Boot Sector Infectors
Every logical drive, both hard disk and floppy, contains a boot sector. This is true even of disks that are not bootable. This boot sector contains specific information relating to the formatting of the disk, the data stored there and also contains a small program called the boot program (which loads the DOS system files). The boot program displays the familiar "Non-system Disk or Disk Error" message if the DOS system files are not present. It is also the program that gets infected by viruses. You get a boot sector virus by leaving an infected diskette in a drive and rebooting the machine. When the boot sector program is read and executed, the virus goes into memory and infects your hard drive. Remember, because every disk has a boot sector, it is possible (and common) to infect a machine from a data disk.
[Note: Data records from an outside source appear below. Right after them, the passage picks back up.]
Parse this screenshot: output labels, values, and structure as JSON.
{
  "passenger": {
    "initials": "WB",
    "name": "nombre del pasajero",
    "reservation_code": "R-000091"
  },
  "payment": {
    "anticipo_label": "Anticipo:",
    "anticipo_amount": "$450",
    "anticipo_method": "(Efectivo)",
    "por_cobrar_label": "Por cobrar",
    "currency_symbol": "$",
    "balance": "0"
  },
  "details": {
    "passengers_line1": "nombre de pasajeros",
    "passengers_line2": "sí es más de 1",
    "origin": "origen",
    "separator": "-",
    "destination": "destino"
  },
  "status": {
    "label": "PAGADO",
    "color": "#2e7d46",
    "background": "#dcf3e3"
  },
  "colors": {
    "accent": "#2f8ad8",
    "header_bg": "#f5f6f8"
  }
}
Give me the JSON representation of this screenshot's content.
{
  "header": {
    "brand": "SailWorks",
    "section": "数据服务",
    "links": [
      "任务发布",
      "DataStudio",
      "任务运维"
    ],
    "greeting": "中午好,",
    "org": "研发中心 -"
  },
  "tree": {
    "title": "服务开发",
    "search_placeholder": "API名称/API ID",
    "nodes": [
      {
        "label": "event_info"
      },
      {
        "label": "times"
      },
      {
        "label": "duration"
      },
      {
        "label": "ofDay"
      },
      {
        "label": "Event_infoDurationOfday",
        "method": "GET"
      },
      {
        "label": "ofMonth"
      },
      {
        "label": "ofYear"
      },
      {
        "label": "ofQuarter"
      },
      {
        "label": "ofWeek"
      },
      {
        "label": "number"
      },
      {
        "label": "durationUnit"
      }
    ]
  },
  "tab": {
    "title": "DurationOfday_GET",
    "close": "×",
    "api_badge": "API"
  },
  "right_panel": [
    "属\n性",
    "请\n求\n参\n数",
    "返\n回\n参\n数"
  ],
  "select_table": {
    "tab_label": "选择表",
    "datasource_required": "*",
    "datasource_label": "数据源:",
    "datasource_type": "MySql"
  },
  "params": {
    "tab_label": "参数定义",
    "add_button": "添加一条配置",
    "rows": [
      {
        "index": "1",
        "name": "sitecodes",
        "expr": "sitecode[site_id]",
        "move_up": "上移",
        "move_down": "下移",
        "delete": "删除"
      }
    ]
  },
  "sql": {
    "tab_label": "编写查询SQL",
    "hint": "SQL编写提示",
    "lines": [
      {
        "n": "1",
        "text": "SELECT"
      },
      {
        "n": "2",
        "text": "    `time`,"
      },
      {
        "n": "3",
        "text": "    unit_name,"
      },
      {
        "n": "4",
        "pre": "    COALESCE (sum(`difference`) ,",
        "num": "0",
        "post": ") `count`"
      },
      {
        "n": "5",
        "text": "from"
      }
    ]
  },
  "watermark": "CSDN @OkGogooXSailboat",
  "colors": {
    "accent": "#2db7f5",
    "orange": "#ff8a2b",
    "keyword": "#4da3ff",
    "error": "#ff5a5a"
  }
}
NOTE: Both floppy diskettes and hard drives contain boot sectors.
Master Boot Record Infectors
The first physical sector of every hard disk (Side Ш, Track Ш, Sector 1) contains the disk's Master Boot Record and Partition Table. The Master Boot Record has a small program within it called the Master Boot Program, which looks up the values in the partition table for the starting location of the bootable partition, and then tells the system to go there and execute any code it finds. Assuming your disk is set up properly, what it finds in that location (Side 1, Track Ш, Sector 1) is a valid boot sector. On floppy disks, these same viruses infect the boot sectors. You get a Master Boot Record virus in exactly the same manner you get a boot sector virus -- by leaving an infected diskette in a drive and rebooting the machine. When the boot sector program is read and executed, the virus goes into memory and infects the MBR of your hard drive. Again, because every disk has a boot sector, it is possible (and common) to infect a machine from a data disk.
2.1.3 Multi-partite Viruses
Multi-partite viruses are a combination of the viruses listed above. They will infect both files and MBRs or both files and boot sectors. These types of viruses are currently rare, but the number of cases is growing steadily.
2.1.4 Macro Viruses
Until recently, the macro languages included with most applications were not powerful or robust enough to support writing an effective virus. However, many of the more advanced applications that are being developed today include built-in programming capabilities that rival some of the larger development packages. This has recently been demonstrated by the various strains of Microsoft Word viruses, including the so-called Word Concept and Word Nuclear viruses. These viruses transport themselves through Microsoft Word documents. When opened in Word, they perform various actions, including spreading themselves into the user's installation of Word, thus preparing to infect all future documents on the system.
An additional concern is that macro viruses can be cross-platform. The Word Concept virus has the claim to fame of being the first prominent cross-platform virus, because it can infect both Windows and Macintosh systems.
Because most application macro languages support passing execution to an e